South Korea is another country eying more crypto regulation. From January 2022, the country plans to classify gains from crypto trading as other income and subject it to 20% capital gains tax. Following its principle of “where there is income, there is taxation”, the government plans to also tax cryptocurrency. Capital gains tax is also applied to cryptocurrency in the US, UK, and France. In Japan, income from crypto is classified as miscellaneous income and it is considered other income in Germany. In that sense, Korea’s move to tax crypto is following an international taxation trend. The Korean government also announced that it will conduct a special crackdown on money laundering, fraud and other illegal activities related to cryptocurrency. However, experts believe that in Korea, the legal basis for preventing losses to investors is still somewhat lacking.
Flexible regulation needed to foster crypto industry while protecting investors
The UK Treasury is taking another approach, pointing out that a flexible regulatory framework is needed for cryptocurrency assets. After having maintained a strong stance on cryptocurrency regulation, the UK has recently changed its position. In a recent Fintech report published by the UK Treasury, the ministry stressed that as competing countries in the EU region are building a regulatory framework for cryptocurrency “the UK needs to act quickly to preserve its position”. The report goes on to find that “a bespoke regime for cryptoassets should [be] in line with the principles of the current regulatory framework […], while being tailored to the risks arising from cryptoasset-related activities. It should also be flexible enough to deal with future challenges – such as how Decentralised Finance (DeFi) should be regulated.” After introducing strong regulatory policies such as banning crypto derivatives, the UK government faced industry backlash and is now taking the view that a more realistic approach is needed.
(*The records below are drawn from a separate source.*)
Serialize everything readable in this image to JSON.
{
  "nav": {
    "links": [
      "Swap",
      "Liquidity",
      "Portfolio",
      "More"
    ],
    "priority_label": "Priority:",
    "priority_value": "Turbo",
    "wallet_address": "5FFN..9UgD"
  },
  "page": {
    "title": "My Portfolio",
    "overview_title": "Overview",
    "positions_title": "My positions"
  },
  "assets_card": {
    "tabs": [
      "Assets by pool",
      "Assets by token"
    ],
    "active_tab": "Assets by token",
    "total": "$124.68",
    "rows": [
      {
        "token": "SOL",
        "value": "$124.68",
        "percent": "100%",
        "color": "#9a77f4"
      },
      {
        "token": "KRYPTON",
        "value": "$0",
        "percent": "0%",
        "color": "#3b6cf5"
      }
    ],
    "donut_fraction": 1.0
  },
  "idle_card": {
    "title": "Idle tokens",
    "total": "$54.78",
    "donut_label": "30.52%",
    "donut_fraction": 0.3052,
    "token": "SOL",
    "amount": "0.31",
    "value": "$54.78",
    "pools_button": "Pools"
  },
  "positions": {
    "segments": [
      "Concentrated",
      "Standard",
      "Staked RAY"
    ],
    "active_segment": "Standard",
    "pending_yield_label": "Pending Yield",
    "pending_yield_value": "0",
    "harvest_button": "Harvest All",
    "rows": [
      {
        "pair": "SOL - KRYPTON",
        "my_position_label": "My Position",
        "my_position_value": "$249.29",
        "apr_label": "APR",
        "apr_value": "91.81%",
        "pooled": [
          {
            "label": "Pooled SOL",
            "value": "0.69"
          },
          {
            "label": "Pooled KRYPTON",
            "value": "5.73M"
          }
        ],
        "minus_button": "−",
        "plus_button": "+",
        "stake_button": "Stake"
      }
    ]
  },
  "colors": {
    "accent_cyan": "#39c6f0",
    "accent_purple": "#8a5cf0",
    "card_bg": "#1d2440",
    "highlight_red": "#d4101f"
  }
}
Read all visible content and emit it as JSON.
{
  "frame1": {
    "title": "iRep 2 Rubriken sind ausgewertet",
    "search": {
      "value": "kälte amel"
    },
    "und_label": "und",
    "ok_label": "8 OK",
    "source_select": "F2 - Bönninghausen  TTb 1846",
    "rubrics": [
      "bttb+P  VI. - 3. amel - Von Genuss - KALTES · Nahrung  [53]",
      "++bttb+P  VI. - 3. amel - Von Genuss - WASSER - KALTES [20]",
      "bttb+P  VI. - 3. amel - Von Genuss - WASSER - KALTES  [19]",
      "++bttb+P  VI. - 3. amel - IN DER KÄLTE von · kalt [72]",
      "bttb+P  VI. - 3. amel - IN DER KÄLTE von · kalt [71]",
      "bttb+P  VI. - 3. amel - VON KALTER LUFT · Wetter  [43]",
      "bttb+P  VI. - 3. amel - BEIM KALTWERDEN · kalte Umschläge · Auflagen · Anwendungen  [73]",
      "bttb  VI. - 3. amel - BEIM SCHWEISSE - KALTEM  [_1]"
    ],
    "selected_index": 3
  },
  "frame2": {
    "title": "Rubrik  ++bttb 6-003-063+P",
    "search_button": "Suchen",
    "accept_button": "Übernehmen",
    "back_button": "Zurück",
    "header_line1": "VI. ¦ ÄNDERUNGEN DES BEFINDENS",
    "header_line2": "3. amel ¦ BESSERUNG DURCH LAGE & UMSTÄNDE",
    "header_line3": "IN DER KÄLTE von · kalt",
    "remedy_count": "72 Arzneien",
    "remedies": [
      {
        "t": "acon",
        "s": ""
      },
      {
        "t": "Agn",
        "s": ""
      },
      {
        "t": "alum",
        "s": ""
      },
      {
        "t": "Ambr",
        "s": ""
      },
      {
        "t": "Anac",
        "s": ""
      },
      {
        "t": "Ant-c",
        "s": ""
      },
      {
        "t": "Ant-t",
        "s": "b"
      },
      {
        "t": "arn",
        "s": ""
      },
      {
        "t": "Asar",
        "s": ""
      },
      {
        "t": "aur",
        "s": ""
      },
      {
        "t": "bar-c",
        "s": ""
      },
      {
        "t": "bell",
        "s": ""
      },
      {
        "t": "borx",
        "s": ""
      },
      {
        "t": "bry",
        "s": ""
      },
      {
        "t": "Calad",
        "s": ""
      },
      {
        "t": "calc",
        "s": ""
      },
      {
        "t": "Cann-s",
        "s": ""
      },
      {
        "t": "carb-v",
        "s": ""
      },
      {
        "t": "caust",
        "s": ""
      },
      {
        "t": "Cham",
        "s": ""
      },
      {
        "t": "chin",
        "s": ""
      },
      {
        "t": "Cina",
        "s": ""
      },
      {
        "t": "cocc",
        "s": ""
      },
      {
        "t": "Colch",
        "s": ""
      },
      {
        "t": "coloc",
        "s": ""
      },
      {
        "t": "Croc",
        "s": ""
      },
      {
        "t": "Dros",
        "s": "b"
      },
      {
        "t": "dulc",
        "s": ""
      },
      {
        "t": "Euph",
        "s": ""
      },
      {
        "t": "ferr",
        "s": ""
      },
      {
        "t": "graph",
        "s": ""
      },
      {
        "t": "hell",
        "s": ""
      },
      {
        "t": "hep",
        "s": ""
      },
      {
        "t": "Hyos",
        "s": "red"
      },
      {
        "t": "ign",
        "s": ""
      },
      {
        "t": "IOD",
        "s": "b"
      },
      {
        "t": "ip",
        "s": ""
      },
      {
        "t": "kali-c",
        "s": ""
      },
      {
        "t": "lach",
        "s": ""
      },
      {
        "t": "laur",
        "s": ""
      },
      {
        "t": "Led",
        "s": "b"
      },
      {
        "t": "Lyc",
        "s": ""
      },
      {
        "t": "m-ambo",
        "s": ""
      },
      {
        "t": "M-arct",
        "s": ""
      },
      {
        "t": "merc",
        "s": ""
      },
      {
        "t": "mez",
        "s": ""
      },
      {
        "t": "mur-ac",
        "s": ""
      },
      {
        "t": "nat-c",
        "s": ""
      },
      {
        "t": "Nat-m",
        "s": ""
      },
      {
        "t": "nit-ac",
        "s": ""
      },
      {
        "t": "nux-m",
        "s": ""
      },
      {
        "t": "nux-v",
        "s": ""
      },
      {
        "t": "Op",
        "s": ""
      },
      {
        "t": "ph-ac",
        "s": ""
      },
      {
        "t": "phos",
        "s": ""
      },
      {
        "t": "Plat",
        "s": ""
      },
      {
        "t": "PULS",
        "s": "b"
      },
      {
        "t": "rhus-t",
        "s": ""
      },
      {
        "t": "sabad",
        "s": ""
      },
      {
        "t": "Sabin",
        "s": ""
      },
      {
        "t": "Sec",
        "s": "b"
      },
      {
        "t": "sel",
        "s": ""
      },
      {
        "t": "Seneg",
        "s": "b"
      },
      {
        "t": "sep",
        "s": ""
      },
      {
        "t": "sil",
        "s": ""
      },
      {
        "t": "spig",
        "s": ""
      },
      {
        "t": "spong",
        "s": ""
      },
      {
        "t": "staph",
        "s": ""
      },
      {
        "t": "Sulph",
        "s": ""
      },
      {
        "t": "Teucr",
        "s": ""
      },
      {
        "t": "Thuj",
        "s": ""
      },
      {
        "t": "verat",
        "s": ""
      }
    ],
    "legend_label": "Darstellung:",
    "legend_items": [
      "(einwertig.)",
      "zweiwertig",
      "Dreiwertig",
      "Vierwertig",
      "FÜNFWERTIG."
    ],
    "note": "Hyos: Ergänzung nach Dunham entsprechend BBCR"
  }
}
Industry observers note another case from India, where the government is currently enacting legislation to protect investors. Indian minister of finance Anurag Singh Thakur stated that “unlike fiat currency, cryptocurrency is very volatile and affects investors […] We are considering ways to protect investor profits and will enact related laws”. The minister stressed that the government was considering cryptocurrency with an open mind and was taking a stance to prevent its use for money laundering or other illegal activities. In his view, cryptocurrency should not be approached from the direction of blanket bans, but from one of taking measures to protect investors. Recently, an inter-ministerial committee was formed in India. While banning Bitcoin and other cryptocurrencies was suggested, the government decided to focus on investor protection and review the crypto market from a more positive perspective.
Some experts also welcome appropriate regulation as needed for the crypto industry. In a recent CNBC interview, CoinDesk anchor Emily Parker pointed out “Many people want the crypto market to enter the mainstream, but if it becomes mainstream, it will be easier for the crypto market to be affected by tax policy. As the market grows, regulators will inevitably become more interested.” However, she added that “because there currently is no transparency about regulations, it is unclear for companies which rules they have to follow for their crypto-related business. It is difficult for them to bear this risk and in many cases, they leave the US […] This is one major aspect that regulators will need to fix”. In this view, more transparent and clear regulations are needed for the growth and risk management of the crypto industry.